What Works: It Comes at Night flings the viewer into the life of a family scratching for survival in what is presumably a post-apocalyptic future. The scope of this story is quite narrow; almost all of the action is confined to the house and the grounds immediately outside of it. These limitations work in the movie’s favor. By withholding explanations about what has happened and just letting the circumstances speak for themselves, the filmmakers create an impression of being cut off from the rest of the world, very much like the circumstances of these characters. The limited scope of It Comes at Night also allows the filmmakers to manipulate our point of view. The story unfolds from the point of view of the family’s teenage son and because he is restricted to the house, its interior space becomes his entire reality. The movie includes several dream sequences and although that is a familiar trick, the dream sequences work in this film because they visualize his fears and allow for the character’s reality and fantasy to bleed together. It Comes at Night is partially a germ movie. Humanity is besieged by a deadly contagion and the characters take steps to keep themselves free of infection such as wearing gloves and masks. The wooded setting works well for this scenario and the film is shot in such a way that the look of the picture takes on a visceral visual texture that creates an impression of sickness and disease. The cinematography of It Comes at Night is very effective. The filmmakers use shadow and darkness in a way that is dramatic without looking overly produced and they create a vivid atmosphere of dread. It Comes at Night also has some terrific performances. Joel Edgerton is the father and he takes the lead in guiding his family though this catastrophe; Edgerton does a very good job of being the alpha male while also including moments of compassion. Kelvin Harrison Jr. is also quite good as the son. In addition to everything else going wrong with the world, this teenager is stuck spending his adolescence in the woods with his parents and his loneliness, frustration, and fear are palatable in Harrison’s performance. It Comes at Night also gets some startling performances out of Riley Keough and Christopher Abbott as another married couple who seek shelter. The entire cast of It Comes at Night brings a lot of reality to the picture. It is a subtle movie about what is going on underneath and between the characters and how their paranoia and distrust shape their interactions.

What Doesn’t: End of the world scenarios are in vogue at the moment, especially in independent cinema.

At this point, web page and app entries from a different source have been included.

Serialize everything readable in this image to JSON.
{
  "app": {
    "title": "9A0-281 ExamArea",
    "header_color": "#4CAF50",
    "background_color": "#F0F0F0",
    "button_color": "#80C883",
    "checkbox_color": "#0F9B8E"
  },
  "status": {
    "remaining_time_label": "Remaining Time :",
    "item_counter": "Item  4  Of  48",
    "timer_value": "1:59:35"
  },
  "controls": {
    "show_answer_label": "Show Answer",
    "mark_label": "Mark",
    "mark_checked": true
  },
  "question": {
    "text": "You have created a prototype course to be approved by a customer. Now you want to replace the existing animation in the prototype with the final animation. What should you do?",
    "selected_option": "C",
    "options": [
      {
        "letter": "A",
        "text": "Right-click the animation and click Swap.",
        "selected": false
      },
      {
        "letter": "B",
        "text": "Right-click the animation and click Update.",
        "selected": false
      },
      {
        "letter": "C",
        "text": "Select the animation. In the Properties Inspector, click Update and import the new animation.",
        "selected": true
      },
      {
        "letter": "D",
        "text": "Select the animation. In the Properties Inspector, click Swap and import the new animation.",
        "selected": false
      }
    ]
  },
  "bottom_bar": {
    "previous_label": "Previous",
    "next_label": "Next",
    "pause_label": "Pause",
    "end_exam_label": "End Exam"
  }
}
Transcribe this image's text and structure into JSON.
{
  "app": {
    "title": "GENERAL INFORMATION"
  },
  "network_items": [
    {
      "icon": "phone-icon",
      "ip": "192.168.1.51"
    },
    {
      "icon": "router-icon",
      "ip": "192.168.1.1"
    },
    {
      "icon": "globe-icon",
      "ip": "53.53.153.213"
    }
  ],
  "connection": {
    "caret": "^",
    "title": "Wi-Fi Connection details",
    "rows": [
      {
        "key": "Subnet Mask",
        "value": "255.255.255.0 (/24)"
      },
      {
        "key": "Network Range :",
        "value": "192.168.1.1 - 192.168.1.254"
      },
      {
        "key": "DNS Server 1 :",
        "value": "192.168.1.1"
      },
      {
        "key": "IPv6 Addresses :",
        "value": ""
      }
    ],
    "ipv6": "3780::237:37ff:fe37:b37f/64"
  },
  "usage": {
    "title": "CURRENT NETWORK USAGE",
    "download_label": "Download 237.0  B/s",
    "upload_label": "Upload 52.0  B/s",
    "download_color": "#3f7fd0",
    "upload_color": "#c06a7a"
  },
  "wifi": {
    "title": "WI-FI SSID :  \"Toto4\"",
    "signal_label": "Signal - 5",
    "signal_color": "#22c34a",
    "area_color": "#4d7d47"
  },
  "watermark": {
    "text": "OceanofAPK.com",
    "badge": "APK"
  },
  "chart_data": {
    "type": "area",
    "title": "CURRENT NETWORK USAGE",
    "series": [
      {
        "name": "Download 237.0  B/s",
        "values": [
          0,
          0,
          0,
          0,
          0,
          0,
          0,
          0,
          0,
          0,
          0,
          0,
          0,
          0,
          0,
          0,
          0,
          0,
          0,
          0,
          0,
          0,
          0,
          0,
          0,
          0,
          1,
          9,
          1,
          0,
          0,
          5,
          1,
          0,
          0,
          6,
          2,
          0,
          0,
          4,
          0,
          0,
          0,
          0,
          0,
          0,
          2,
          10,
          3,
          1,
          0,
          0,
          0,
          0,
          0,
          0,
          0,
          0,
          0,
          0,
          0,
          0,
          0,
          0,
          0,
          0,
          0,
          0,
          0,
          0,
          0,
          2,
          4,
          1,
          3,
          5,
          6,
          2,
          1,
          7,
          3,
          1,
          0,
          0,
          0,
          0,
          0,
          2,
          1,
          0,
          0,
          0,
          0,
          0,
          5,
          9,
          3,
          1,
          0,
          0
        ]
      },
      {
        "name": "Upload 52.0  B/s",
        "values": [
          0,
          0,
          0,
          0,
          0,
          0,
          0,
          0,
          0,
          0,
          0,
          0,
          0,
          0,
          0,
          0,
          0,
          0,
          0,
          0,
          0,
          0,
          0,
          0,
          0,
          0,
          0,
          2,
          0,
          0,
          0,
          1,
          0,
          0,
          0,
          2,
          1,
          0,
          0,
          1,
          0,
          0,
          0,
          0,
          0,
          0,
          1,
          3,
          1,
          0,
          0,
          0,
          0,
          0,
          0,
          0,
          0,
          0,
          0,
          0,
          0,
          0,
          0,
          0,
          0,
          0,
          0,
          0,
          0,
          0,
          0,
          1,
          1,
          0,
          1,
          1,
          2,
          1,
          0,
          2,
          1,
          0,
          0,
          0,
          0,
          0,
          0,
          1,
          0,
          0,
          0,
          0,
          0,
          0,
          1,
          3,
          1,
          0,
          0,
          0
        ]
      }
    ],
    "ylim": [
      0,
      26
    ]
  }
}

It Comes at Night exists amid a lot of similar apocalyptic titles like 28 Days Later, The Road, How I Live Now, and Into the Forest. It Comes at Night reiterates the same core themes and scenarios as these other movies and nothing in it is all that different from similar pictures. The filmmakers do this genre well but It Comes at Night doesn’t add much to it. The movie offers another bleak vision of how human beings would behave in a crisis; the film’s revelations don’t add much to our understanding of ourselves, at least not for viewers who a familiar with this kind of story. The picture ends too abruptly. The conclusion of a story ought to allow the viewer enough time to process what they’ve seen and come down from the intensity of the climax. There are films in which a brief finale is appropriate but the ending of It Comes at Night needs a bit more breathing room.

Bottom Line: It Comes at Night is a difficult and in some ways unpleasant film but it’s also gripping and very well made. The movie remains within the conventions of post-apocalyptic indie films but it’s one of the better examples of that kind of picture.

Episode: #602 (July 10, 2016)